If you look at the photos and can’t wait to see more, you can check out last year’s calendar while you wait.

Science

Comments (0)

Permalink

Goodnight, Earth

Crescent Earth from Space

NASA’s Astronony Picture of the Day had this farewell photo of the earth from the European Space Agency’s comet-chasing spacecraft, Rosetta.

Airy Persiflage
Science

Comments (0)

Permalink

You’re in the Pepsi Generation

The world of the future? It’s on the way:

The first-ever video advertisement will be published in a traditional paper magazine in September.

The video-in-print ads will appear in select copies of the US show business title Entertainment Weekly.

The slim-line screens – around the size of a mobile phone display – also have rechargeable batteries.

The chip technology used to store the video – described as similar to that used in singing greeting cards – is activated when the page is turned.
Each chip can hold up to 40 minutes of video.

I think Jetsons. BBC thinks Harry Potter. Either way, Pepsi will be getting a lot of buzz, and not just from poorly-connected batteries.

Science

Comments (0)

Permalink

In the Shadow of the Moon

Via Pink Tentacle, the recent solar eclipse, as seen by a Japanese weather satellite:

Science

Comments (0)

Permalink

Watch the Skies

I just got back from a park near here. I stood out in the middle of a dark softball field and watched the International Space Station (ISS) fly over.

It looked like a bright star, but it was moving. If I hadn’t known what it was, I might have assumed it was a high-flying jet. But it was too high, and too bright, to be a jet. The sun had set more than an hour before. The ISS, orbiting 220 miles above the earth, could still catch sunlight.

I knew where and when to watch thanks to NASA’s ISS tracker site, and this Space Fellowship article, which I found thanks to Slashdot.
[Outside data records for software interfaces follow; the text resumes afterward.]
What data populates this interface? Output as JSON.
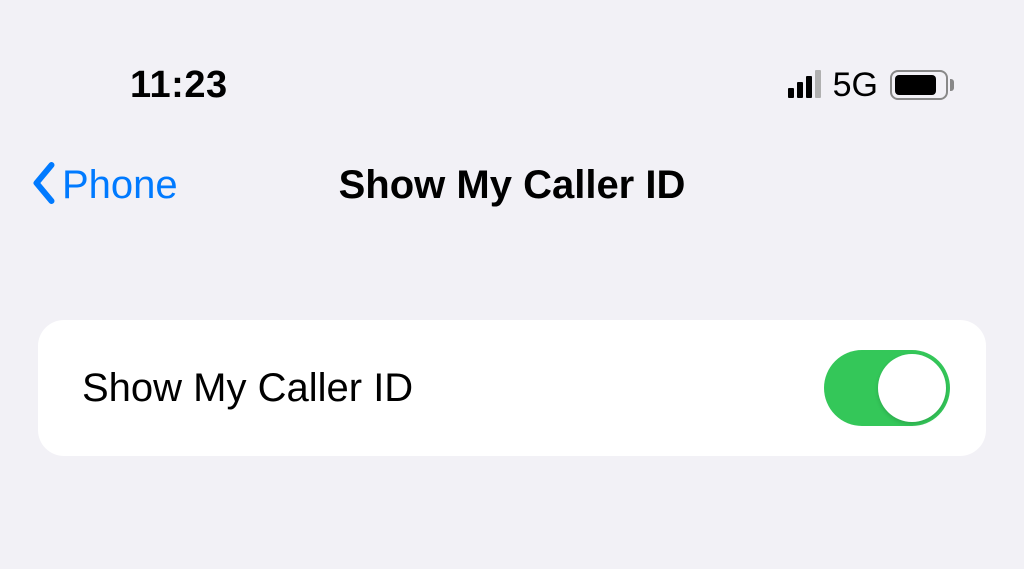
{
  "status": {
    "time": "11:23",
    "network": "5G"
  },
  "nav": {
    "back_label": "Phone",
    "title": "Show My Caller ID"
  },
  "settings": {
    "caller_id_label": "Show My Caller ID",
    "caller_id_on": true
  }
}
The marathon of space station flybys won’t stop until mid-to-late July (depending on your location). That gives space shuttle Endeavour, currently scheduled to launch on July 11th, time to reach the space station and join the show. As the shuttle approaches station for docking, many observers will witness a memorable double flyby — Endeavour and the ISS sailing side by side across the starry night sky.

So, watch the skies, and remember to wave.

Science

Comments (0)

Permalink

Oh, Chute!

The same orbiting camera that captured yesterday’s photo of the Earth and the Moon from Mars got this photo of the Phoenix spacecraft descending toward Mars under its 30-foot wide parachute. That’s the Martian surface in the background.

Phoenix lander under parachute

(How it was done.)

Science

Comments (0)

Permalink

Earth from Mars

Earth and the Moon as seen from MarsVia Stranger Fruit, the planet Earth and its Moon, as seen from Mars. To the naked eye, Earth would be nothing more than a bright blue point of light in the Martian night sky. This photo was taken by a very high-resolution camera on the Mars Reconnaissance Orbiter, like looking through a powerful telescope.

Today’s a big day for Earth-Mars relations. The Phoenix lander is scheduled to touch down in the far north at 7:53 PM EDT tonight. Scientists believe there is water ice under the surface there, and Phoenix is equipped to dig for it. (Speculation that Phoenix will bring the ice back to earth to counteract global warming is a pretty good joke, I think.)

If you are a space nut, Space Nut Central (better known as The Planetary Society) suggests places where you can follow the landing live.

Update: Photos from the Phoenix lander.

Movies
Science

Comments (0)

Permalink

Perspective

Apollo 12 astronaut Alan Bean, on returning to earth after walking on the moon:

Since that time, I have not complained about the weather one single time. I’m glad there is weather. I’ve not complained about traffic. I’m glad there’s people around.

One of the things that I did when I got home, I went down to shopping centers, and I’d just go around there, get an ice cream cone or somethin’, and just watch the people go by, and think: “Boy, we’re lucky to be here. Why do people complain about the earth? We are living in the Garden of Eden.”

(This is from the documentary In the Shadow of the Moon.)